*Problem*. Scan the records for the word "caption". Copy each line that includes it.

*Data for processing*.
====================

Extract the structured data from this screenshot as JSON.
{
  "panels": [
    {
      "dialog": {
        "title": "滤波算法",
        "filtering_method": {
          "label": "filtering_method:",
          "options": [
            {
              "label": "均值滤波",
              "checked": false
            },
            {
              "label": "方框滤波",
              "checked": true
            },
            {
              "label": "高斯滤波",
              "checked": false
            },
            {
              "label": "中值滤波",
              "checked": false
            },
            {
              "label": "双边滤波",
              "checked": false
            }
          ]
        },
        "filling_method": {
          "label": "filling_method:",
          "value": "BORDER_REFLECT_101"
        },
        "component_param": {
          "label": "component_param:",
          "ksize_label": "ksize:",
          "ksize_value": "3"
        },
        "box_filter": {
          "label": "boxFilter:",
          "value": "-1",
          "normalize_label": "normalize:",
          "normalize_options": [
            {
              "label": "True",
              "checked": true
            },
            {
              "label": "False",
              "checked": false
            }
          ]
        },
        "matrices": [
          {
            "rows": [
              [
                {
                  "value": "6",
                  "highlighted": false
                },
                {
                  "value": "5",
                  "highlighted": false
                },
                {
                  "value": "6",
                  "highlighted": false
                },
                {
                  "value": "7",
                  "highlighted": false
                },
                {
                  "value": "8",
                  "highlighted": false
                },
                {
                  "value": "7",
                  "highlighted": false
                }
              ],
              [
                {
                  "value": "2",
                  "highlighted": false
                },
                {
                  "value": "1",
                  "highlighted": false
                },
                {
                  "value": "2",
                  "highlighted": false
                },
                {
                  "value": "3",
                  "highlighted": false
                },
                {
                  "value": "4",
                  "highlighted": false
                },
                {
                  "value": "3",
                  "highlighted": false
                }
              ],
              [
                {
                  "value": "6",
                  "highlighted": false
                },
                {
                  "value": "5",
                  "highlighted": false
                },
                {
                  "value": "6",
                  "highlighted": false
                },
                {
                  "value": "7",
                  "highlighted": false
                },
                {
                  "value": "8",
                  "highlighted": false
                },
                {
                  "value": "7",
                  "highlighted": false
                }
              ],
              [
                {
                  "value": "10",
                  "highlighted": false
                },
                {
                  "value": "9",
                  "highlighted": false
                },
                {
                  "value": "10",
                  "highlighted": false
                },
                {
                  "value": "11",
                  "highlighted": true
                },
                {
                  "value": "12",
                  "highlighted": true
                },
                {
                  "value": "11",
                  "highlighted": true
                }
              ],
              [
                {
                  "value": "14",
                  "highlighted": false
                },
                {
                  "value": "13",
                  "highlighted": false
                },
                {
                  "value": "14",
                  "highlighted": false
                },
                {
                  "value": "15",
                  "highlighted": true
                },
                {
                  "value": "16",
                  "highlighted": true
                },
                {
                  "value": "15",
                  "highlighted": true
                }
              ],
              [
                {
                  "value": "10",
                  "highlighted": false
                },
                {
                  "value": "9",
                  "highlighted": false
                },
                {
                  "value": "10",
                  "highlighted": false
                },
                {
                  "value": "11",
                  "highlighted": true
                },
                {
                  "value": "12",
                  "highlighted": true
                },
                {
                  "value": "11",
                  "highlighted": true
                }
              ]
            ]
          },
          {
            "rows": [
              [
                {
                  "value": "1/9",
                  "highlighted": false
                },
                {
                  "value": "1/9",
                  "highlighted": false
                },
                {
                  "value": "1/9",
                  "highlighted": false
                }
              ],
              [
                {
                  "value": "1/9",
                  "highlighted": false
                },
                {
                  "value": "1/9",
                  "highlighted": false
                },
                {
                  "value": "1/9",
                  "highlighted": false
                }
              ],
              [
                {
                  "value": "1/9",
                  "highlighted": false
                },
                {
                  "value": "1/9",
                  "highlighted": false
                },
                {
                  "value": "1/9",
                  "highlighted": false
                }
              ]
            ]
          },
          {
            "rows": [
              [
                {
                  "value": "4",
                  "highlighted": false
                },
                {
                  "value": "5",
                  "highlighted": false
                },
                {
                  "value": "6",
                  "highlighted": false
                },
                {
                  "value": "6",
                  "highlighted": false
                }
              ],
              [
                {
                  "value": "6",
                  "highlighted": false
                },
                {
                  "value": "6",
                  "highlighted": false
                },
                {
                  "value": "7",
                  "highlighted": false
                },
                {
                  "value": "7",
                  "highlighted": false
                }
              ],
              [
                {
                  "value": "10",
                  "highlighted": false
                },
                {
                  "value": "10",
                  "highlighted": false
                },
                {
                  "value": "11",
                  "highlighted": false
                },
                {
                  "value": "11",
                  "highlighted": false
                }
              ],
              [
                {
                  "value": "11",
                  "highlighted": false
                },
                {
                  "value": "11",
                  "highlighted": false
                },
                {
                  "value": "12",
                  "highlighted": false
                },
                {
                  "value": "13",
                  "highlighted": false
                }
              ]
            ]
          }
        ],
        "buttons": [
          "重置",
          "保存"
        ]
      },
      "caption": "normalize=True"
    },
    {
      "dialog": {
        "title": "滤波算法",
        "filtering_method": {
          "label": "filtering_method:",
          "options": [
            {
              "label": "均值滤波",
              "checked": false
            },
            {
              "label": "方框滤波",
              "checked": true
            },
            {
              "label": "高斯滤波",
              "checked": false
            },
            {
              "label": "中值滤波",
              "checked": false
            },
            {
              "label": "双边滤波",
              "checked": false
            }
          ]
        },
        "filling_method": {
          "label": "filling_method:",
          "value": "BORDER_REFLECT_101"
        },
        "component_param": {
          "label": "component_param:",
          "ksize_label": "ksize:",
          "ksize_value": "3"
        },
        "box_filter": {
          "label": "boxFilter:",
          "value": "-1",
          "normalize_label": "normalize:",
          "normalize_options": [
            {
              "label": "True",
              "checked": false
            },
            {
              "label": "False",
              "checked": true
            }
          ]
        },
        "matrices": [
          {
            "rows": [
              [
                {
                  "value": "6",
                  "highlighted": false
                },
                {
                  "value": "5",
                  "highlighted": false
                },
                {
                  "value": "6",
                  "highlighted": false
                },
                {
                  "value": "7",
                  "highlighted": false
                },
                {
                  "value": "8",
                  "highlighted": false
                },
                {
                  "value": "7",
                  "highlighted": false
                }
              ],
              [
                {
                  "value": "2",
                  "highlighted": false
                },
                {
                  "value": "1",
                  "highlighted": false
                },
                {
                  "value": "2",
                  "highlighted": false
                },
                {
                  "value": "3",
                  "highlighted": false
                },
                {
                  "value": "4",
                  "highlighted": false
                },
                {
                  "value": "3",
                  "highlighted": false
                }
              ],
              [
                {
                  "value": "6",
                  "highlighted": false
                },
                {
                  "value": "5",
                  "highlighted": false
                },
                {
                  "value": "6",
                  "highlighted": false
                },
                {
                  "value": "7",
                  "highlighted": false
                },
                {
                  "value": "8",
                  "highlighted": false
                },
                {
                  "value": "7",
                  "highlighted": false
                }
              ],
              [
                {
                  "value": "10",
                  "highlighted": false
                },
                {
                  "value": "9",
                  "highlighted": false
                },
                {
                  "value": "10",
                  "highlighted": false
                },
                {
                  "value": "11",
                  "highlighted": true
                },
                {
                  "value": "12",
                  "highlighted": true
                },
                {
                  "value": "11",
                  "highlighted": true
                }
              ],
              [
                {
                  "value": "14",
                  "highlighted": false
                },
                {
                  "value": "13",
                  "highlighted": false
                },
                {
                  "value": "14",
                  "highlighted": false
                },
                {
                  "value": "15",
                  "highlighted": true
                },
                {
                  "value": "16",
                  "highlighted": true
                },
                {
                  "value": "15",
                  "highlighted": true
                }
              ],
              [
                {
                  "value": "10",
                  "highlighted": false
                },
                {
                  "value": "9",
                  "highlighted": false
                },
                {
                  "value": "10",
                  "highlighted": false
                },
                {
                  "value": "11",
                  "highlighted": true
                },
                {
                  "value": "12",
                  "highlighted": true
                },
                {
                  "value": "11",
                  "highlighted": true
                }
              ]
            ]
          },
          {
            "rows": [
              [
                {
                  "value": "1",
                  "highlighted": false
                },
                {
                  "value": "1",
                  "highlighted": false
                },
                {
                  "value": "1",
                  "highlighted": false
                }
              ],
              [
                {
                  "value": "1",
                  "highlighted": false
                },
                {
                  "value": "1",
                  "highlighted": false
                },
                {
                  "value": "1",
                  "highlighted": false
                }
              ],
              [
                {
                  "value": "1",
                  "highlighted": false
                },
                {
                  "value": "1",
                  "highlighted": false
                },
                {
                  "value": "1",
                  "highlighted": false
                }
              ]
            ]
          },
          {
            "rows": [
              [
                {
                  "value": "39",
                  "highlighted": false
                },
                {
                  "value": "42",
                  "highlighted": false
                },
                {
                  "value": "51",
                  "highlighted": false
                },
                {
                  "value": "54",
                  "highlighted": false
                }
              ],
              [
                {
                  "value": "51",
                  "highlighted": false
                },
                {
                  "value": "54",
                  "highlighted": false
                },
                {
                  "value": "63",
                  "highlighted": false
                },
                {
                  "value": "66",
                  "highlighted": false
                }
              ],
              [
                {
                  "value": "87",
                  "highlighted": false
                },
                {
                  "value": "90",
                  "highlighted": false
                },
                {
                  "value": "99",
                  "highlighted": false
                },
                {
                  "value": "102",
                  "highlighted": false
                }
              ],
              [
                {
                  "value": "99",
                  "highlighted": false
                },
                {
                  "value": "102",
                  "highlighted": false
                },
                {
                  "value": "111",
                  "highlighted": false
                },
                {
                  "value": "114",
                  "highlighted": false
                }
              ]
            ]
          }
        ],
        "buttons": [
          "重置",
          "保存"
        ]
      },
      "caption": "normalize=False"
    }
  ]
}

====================

*Reply*.
      "caption": "normalize=True"
      "caption": "normalize=False"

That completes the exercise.